Green Dawg Cultivators Maracuya, aka Passion Fruit, is a vibrant sativa-dominant strain that was created by the dedicated seed slingers at Dutch Passion through a uniquely fruity combination of Orange Bud, which was introduced in the 1980’s from specifically selected Skunk genetics, and Sweet Pink Grapefruit, a strain with mysterious origins tracing back several decades to the Vancouver region of Canada.
The effects of Maracuya are reported to be heavily cerebral with energizing and uplifting edges and it has been found by users to be especially beneficial for alleviating mild conditions such as headaches and stress. This tropical blend of juicy flavors was hand-selected by the prestigious team of cult-favorite connoisseurs at Green Dawg Collective to be a proud part of their premium indoor line-up, and it vividly reflects the vibrant California passion that went into perfecting this signature version of an already delectable recipe.
Highly regarded as true masters of the trade, these crafty cultivators out of Sacramento have gained widespread accolades for their cunning innovation and the omni-present amount of sheer fire they’ve provided to countless smokers along the West Coast with discerningly top-shelf tastes.
The first crack of the jar let out a wildly pungent odor that was equal parts loud and funky, leading off with a sour and mildy sweet tropical fruit and berry tone covered by a light blanket of cat urine splashing on top of musky kush notes, a touch of cedar and a whole bunch of skunk. There were a lot of interesting angles jumping out for attention like a zesty coffee edge and hints of tobacco, all layered underneath a tangy and noticeably hearty beef ramen spice packet type of vibe. The mixture was uniquely vivid and a little odd, but still friendly, and resulted in a compelling bark that was unmistakably loud on this dawg.
The flower was absolutely beastly looking, with fiercely spiked edges and dark but deeply colorful tones of emerald green and plum purple that were frosted over by a furry layer of dusty trichomes and sticky resin mingling with jutting tufts of patchy caramelized hair. The buds were remarkably consistent in size, and fairly chunky for their medium stature, with just a tiny bit of dry crunchiness around the fringes of the imposing outcroppings. Ultimately, the animalistic nature of the appearance may be slightly intimidating to some, but this exotic creature just might also prove itself to be your new best friend.
I proceeded to roll up a joint and felt the initial taste was both sour and salty, while also remarkably bright and tangy.
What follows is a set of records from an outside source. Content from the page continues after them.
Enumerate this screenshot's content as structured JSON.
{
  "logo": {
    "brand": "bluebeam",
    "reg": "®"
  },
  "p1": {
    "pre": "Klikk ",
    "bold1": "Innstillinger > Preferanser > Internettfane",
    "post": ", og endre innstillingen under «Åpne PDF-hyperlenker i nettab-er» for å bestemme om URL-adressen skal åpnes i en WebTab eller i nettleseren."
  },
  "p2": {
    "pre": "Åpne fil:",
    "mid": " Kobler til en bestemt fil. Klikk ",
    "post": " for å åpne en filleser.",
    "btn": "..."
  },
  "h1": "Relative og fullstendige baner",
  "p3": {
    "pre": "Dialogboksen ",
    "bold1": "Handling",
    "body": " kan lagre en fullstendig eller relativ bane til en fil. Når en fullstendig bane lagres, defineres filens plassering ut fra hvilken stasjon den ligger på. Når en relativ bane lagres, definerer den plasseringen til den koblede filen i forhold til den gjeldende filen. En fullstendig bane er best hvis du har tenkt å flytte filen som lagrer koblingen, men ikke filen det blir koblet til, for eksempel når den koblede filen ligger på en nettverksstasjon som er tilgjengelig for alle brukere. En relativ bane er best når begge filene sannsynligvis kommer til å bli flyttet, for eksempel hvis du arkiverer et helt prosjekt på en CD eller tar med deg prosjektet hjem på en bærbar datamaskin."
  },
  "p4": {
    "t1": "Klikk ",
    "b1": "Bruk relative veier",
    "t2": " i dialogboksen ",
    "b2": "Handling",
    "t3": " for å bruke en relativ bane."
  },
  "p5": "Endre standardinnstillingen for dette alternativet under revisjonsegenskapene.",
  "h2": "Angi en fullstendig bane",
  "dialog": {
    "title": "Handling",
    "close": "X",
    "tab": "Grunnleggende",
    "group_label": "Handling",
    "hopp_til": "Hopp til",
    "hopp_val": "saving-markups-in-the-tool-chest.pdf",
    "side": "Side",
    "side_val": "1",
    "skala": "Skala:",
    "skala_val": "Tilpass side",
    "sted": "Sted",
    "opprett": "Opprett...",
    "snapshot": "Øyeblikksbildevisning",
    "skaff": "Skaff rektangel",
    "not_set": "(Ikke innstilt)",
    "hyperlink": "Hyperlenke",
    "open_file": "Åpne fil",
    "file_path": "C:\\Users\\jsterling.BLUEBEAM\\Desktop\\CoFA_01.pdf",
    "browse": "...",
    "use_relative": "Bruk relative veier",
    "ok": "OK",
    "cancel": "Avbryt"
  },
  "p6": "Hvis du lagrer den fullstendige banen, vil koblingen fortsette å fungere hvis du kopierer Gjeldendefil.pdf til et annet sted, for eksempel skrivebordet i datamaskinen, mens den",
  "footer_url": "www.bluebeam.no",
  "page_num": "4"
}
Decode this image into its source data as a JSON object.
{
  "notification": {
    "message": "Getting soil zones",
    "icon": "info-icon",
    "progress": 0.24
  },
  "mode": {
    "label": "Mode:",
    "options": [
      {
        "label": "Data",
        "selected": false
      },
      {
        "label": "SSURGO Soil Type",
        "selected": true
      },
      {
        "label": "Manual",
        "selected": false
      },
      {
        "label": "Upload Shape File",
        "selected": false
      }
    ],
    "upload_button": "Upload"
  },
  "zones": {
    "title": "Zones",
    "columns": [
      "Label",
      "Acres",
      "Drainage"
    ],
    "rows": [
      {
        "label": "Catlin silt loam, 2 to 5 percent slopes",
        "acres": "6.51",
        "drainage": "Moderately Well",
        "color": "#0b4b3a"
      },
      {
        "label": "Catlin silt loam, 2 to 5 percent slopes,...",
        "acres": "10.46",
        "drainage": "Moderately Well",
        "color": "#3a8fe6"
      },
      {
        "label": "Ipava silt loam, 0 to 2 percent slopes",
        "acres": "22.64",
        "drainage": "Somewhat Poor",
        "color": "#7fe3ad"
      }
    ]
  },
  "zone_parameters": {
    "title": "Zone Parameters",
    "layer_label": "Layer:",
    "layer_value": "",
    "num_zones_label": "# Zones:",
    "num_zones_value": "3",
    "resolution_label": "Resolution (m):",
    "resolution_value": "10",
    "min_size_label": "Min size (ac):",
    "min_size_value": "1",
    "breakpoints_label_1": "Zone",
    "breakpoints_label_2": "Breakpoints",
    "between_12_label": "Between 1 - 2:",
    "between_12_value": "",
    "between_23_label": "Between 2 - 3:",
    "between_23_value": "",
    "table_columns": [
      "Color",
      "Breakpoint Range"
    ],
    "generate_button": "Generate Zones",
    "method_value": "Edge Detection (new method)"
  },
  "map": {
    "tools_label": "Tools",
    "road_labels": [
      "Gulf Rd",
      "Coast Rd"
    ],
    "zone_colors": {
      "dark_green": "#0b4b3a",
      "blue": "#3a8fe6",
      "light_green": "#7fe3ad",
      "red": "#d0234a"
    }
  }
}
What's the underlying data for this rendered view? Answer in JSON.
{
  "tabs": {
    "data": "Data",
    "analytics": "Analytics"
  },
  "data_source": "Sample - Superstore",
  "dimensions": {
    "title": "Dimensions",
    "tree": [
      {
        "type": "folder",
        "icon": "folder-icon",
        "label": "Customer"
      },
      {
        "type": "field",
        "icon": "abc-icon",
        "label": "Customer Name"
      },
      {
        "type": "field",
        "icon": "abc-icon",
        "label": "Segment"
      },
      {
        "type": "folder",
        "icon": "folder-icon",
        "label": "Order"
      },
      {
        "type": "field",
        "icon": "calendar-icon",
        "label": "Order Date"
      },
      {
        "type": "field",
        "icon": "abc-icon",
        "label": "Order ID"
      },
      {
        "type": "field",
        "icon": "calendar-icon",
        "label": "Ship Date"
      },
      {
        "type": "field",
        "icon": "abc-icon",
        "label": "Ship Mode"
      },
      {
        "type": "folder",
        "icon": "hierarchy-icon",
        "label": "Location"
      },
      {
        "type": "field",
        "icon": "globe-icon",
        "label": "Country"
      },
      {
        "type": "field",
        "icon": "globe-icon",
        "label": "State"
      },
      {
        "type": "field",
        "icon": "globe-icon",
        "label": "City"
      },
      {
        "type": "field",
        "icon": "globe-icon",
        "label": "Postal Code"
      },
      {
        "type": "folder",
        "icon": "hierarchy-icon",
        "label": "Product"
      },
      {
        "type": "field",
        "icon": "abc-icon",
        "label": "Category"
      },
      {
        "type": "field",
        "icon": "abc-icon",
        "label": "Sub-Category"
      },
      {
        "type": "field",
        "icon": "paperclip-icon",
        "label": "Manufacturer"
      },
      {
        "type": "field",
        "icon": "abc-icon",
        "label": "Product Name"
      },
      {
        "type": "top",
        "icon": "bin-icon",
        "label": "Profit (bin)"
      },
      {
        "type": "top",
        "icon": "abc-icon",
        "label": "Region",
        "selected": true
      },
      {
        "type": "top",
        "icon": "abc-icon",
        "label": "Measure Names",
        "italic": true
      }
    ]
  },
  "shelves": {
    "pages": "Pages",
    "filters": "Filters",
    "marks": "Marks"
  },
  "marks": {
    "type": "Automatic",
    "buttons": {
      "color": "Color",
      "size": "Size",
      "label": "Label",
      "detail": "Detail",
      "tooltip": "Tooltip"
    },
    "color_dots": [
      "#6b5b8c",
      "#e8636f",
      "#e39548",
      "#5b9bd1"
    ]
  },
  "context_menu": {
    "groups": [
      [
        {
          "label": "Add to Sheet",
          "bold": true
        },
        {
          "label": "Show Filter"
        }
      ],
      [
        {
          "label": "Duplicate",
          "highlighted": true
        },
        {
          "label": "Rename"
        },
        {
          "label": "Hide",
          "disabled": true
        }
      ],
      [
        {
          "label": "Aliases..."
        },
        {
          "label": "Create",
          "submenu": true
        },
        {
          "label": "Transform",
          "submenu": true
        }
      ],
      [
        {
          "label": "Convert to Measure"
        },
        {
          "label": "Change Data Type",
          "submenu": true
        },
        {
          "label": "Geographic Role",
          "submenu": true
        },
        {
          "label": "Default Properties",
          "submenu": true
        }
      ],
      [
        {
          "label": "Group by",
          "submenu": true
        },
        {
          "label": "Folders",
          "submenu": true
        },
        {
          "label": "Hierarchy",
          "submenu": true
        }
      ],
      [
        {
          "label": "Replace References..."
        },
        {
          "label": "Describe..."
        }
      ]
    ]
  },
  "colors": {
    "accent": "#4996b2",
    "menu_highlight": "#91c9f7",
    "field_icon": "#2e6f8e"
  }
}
The beefy spice base and smooth woody tones definitely dug in and dominated the sweeter fruity components, while running alongside a healthy dose of skunk and even more of the smokey tobacco edge, with additional touches of milder earthy elements similar to coffee grounds and hints of leather. The overall flavor was just as noticeable and attention-grabbing as the scent, ultimately leaving me quite gratified and more than willing to finish it all.
This batch number was GDM37 and it was packaged on March 10, 2022 with 30.75% listed THC content. The introductory growl from this tropical canine was quick and intense, but the cerebral chomp was even sharper and more head-twisting. To say the high was sativa-dominant is putting it lightly, in my opinion. I’d say this is one of those strains that’s a shining example of the bonafide sativa experience, and its aftermath left me feeling both invigorated and gleefully enthused, while my imagination ran away about as rampantly as a rabid dingo that just spotted a squirrel. The effects were well-sustained and rather heavy when fully unleashed, keeping me on my feet for the better part of the afternoon, until I eventually got the irresistible urge to take myself out for a walk to the park. If you’re looking for a new strain that has an energetic high with a bit of a feral streak, accompanied by a lot of mind-bending headiness and the sudden compulsion to wander, then Maracuya from GDC just might be the leader of that pack.